■ **What to produce**:
Pick out the lines in the listing below that contain the word "فرزین" and copy them.

■ **Data shown**:
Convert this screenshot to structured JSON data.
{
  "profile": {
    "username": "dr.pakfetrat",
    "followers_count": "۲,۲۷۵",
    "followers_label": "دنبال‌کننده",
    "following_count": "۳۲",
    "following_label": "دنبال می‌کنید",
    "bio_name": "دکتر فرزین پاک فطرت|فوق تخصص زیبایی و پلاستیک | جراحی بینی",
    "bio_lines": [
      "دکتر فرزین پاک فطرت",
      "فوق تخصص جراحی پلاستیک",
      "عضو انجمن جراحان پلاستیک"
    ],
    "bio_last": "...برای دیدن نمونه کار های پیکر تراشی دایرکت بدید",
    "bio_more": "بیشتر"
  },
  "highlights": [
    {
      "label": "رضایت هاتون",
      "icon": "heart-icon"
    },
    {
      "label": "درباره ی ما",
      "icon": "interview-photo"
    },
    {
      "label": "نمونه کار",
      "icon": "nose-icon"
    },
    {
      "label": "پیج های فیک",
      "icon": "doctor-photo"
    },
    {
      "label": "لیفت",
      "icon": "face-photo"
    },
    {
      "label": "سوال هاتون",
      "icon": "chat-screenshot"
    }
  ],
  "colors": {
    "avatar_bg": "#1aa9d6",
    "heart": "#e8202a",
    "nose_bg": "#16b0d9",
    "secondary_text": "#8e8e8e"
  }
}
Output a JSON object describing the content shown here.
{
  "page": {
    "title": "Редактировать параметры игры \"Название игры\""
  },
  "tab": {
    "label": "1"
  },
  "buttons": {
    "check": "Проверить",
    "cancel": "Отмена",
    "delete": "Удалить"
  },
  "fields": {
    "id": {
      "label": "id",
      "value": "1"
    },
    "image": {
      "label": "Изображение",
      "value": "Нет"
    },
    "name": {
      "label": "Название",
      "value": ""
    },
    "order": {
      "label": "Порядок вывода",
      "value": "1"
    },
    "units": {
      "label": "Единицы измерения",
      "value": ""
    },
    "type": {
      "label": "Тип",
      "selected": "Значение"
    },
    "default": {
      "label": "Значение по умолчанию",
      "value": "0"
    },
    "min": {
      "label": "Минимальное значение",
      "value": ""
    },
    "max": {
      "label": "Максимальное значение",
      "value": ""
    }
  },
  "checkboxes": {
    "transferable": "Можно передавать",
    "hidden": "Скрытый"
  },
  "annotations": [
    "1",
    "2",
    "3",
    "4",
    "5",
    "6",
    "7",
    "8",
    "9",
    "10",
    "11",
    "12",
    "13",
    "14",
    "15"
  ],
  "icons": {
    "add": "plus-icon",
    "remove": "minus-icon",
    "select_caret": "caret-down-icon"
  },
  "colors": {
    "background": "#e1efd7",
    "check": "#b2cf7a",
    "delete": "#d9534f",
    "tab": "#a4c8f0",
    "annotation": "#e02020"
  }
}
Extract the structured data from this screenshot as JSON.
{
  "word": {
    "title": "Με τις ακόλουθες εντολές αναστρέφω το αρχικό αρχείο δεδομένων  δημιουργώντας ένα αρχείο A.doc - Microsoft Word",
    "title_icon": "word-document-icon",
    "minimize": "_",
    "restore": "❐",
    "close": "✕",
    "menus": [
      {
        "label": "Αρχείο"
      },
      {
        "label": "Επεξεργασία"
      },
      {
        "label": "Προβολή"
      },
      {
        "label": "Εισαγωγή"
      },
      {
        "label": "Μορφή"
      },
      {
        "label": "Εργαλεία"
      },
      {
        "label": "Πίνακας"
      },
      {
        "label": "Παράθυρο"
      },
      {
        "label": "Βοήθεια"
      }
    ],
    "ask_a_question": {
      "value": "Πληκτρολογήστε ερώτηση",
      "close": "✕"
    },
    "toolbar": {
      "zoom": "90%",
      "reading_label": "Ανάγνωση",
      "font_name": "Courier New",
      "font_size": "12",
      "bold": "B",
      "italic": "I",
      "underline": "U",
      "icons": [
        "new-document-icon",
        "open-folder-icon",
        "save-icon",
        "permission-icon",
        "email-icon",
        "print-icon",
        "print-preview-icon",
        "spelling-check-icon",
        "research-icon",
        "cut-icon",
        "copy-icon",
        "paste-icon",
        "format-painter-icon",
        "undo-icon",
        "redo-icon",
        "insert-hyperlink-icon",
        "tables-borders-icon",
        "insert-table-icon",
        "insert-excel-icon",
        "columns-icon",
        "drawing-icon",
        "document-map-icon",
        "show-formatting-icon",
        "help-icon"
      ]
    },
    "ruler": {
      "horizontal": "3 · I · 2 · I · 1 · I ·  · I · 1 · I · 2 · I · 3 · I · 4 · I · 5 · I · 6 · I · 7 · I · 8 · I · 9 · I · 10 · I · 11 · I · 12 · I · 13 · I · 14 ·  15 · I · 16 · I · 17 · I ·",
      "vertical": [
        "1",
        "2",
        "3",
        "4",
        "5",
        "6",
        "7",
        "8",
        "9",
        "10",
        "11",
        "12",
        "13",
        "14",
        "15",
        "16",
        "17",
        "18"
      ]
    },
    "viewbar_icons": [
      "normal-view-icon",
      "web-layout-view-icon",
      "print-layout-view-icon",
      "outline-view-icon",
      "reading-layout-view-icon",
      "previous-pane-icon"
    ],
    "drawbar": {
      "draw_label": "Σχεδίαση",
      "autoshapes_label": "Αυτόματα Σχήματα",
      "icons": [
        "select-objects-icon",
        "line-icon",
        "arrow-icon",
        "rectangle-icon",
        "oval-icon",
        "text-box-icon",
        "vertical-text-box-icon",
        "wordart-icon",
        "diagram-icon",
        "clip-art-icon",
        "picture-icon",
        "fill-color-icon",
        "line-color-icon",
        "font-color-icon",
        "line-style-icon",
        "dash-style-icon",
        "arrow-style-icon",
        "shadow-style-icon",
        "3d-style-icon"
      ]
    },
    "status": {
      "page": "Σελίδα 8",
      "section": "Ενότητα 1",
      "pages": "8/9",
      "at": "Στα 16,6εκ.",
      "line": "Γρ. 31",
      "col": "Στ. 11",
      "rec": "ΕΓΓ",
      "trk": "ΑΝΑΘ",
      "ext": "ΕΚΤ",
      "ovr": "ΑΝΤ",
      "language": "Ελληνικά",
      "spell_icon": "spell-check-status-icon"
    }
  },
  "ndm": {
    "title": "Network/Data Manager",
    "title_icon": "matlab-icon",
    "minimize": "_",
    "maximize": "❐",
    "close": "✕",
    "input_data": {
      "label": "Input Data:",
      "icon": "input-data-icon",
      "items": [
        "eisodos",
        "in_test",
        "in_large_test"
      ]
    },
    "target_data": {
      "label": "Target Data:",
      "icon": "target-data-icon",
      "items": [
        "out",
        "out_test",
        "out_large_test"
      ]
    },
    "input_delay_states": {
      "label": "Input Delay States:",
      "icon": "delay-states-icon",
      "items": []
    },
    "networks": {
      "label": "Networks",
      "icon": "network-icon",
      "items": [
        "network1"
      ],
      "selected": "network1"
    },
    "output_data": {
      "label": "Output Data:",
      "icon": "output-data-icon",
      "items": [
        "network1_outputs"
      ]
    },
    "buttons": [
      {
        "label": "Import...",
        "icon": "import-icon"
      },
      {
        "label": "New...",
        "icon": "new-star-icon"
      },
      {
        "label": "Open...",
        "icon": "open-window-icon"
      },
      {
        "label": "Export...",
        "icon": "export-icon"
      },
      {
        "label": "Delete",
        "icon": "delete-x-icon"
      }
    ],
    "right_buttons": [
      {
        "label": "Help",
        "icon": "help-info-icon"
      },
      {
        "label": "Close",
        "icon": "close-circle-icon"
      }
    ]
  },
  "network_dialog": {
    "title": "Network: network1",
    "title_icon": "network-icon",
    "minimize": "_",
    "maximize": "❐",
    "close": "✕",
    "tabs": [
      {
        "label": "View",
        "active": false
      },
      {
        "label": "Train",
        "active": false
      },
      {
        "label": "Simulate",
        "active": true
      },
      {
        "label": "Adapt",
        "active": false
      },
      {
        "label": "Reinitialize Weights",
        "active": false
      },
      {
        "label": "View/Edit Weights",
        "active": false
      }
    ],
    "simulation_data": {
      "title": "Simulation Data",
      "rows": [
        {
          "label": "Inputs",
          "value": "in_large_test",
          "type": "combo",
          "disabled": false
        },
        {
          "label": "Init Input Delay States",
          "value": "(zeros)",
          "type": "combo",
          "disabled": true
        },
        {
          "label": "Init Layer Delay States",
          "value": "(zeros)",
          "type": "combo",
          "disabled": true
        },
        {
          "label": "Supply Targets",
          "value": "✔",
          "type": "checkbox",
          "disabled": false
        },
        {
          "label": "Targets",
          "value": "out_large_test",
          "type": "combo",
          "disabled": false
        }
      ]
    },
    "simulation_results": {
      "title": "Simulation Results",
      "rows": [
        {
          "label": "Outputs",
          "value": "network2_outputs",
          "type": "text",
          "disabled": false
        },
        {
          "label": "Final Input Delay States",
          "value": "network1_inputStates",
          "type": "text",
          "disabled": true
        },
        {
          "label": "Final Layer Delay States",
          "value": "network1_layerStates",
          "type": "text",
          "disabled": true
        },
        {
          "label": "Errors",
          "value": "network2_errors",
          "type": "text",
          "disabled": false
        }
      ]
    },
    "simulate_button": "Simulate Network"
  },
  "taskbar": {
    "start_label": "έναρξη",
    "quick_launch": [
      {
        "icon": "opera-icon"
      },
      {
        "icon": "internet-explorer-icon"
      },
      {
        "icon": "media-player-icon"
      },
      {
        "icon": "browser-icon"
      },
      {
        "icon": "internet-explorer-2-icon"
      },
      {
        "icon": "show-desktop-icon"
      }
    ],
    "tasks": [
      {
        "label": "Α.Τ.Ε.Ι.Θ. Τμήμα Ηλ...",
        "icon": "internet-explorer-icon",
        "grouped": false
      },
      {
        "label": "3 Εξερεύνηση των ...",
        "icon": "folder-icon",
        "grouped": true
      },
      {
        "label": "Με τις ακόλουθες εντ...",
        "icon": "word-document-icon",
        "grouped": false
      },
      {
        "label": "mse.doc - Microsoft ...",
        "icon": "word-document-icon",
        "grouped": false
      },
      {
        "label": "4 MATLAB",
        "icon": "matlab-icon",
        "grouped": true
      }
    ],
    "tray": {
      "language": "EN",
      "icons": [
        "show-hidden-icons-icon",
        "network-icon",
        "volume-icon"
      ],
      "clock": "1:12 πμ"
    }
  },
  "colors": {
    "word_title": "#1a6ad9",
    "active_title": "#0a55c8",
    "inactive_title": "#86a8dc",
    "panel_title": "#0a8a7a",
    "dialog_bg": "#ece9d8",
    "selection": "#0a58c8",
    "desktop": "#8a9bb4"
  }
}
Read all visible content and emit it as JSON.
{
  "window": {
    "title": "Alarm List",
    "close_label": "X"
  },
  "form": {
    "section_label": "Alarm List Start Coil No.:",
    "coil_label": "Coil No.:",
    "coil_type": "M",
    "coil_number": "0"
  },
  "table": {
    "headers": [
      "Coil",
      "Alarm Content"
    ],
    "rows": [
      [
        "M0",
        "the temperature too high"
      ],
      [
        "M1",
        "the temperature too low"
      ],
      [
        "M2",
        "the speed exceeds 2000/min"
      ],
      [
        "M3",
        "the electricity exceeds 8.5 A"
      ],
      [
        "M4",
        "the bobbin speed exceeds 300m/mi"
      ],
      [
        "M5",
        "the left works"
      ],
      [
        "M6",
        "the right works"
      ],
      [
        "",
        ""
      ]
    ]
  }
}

■ **Output for this task**:
    "bio_name": "دکتر فرزین پاک فطرت|فوق تخصص زیبایی و پلاستیک | جراحی بینی",
      "دکتر فرزین پاک فطرت",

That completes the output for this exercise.